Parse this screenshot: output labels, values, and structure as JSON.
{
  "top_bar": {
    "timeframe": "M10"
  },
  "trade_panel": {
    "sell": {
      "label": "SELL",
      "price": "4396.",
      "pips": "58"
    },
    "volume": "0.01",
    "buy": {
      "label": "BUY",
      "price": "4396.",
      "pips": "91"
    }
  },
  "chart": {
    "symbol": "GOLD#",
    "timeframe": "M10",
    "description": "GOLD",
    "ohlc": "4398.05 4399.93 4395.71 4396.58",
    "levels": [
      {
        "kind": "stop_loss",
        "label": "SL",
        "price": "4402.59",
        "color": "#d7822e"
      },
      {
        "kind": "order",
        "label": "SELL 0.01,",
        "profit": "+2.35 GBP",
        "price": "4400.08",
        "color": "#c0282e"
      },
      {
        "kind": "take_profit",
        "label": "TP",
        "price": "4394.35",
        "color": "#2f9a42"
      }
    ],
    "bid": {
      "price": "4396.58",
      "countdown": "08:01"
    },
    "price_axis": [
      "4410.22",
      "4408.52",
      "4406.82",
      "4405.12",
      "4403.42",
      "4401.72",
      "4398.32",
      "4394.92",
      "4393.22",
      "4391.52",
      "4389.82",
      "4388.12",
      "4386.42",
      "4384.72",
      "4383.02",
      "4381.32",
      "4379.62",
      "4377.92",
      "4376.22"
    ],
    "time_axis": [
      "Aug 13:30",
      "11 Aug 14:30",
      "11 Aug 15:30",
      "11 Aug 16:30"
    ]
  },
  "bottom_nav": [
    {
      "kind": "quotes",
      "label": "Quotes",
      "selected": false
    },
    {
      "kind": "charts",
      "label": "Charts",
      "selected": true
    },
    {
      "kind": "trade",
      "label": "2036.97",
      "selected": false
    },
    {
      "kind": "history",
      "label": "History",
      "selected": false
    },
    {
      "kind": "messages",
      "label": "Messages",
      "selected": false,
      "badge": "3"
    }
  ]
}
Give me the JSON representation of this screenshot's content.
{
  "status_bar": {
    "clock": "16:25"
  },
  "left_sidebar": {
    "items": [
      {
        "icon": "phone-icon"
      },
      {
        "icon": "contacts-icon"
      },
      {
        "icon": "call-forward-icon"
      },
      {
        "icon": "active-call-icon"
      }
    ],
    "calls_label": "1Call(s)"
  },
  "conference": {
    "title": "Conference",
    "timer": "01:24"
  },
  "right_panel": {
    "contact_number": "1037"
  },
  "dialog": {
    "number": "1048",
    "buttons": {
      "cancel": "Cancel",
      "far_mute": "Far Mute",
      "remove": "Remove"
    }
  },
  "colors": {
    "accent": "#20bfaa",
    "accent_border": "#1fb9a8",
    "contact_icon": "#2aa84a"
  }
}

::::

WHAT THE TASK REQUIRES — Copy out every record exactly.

EXERCISE RESULT —
Parse this screenshot: output labels, values, and structure as JSON.
{
  "top_bar": {
    "timeframe": "M10"
  },
  "trade_panel": {
    "sell": {
      "label": "SELL",
      "price": "4396.",
      "pips": "58"
    },
    "volume": "0.01",
    "buy": {
      "label": "BUY",
      "price": "4396.",
      "pips": "91"
    }
  },
  "chart": {
    "symbol": "GOLD#",
    "timeframe": "M10",
    "description": "GOLD",
    "ohlc": "4398.05 4399.93 4395.71 4396.58",
    "levels": [
      {
        "kind": "stop_loss",
        "label": "SL",
        "price": "4402.59",
        "color": "#d7822e"
      },
      {
        "kind": "order",
        "label": "SELL 0.01,",
        "profit": "+2.35 GBP",
        "price": "4400.08",
        "color": "#c0282e"
      },
      {
        "kind": "take_profit",
        "label": "TP",
        "price": "4394.35",
        "color": "#2f9a42"
      }
    ],
    "bid": {
      "price": "4396.58",
      "countdown": "08:01"
    },
    "price_axis": [
      "4410.22",
      "4408.52",
      "4406.82",
      "4405.12",
      "4403.42",
      "4401.72",
      "4398.32",
      "4394.92",
      "4393.22",
      "4391.52",
      "4389.82",
      "4388.12",
      "4386.42",
      "4384.72",
      "4383.02",
      "4381.32",
      "4379.62",
      "4377.92",
      "4376.22"
    ],
    "time_axis": [
      "Aug 13:30",
      "11 Aug 14:30",
      "11 Aug 15:30",
      "11 Aug 16:30"
    ]
  },
  "bottom_nav": [
    {
      "kind": "quotes",
      "label": "Quotes",
      "selected": false
    },
    {
      "kind": "charts",
      "label": "Charts",
      "selected": true
    },
    {
      "kind": "trade",
      "label": "2036.97",
      "selected": false
    },
    {
      "kind": "history",
      "label": "History",
      "selected": false
    },
    {
      "kind": "messages",
      "label": "Messages",
      "selected": false,
      "badge": "3"
    }
  ]
}
Give me the JSON representation of this screenshot's content.
{
  "status_bar": {
    "clock": "16:25"
  },
  "left_sidebar": {
    "items": [
      {
        "icon": "phone-icon"
      },
      {
        "icon": "contacts-icon"
      },
      {
        "icon": "call-forward-icon"
      },
      {
        "icon": "active-call-icon"
      }
    ],
    "calls_label": "1Call(s)"
  },
  "conference": {
    "title": "Conference",
    "timer": "01:24"
  },
  "right_panel": {
    "contact_number": "1037"
  },
  "dialog": {
    "number": "1048",
    "buttons": {
      "cancel": "Cancel",
      "far_mute": "Far Mute",
      "remove": "Remove"
    }
  },
  "colors": {
    "accent": "#20bfaa",
    "accent_border": "#1fb9a8",
    "contact_icon": "#2aa84a"
  }
}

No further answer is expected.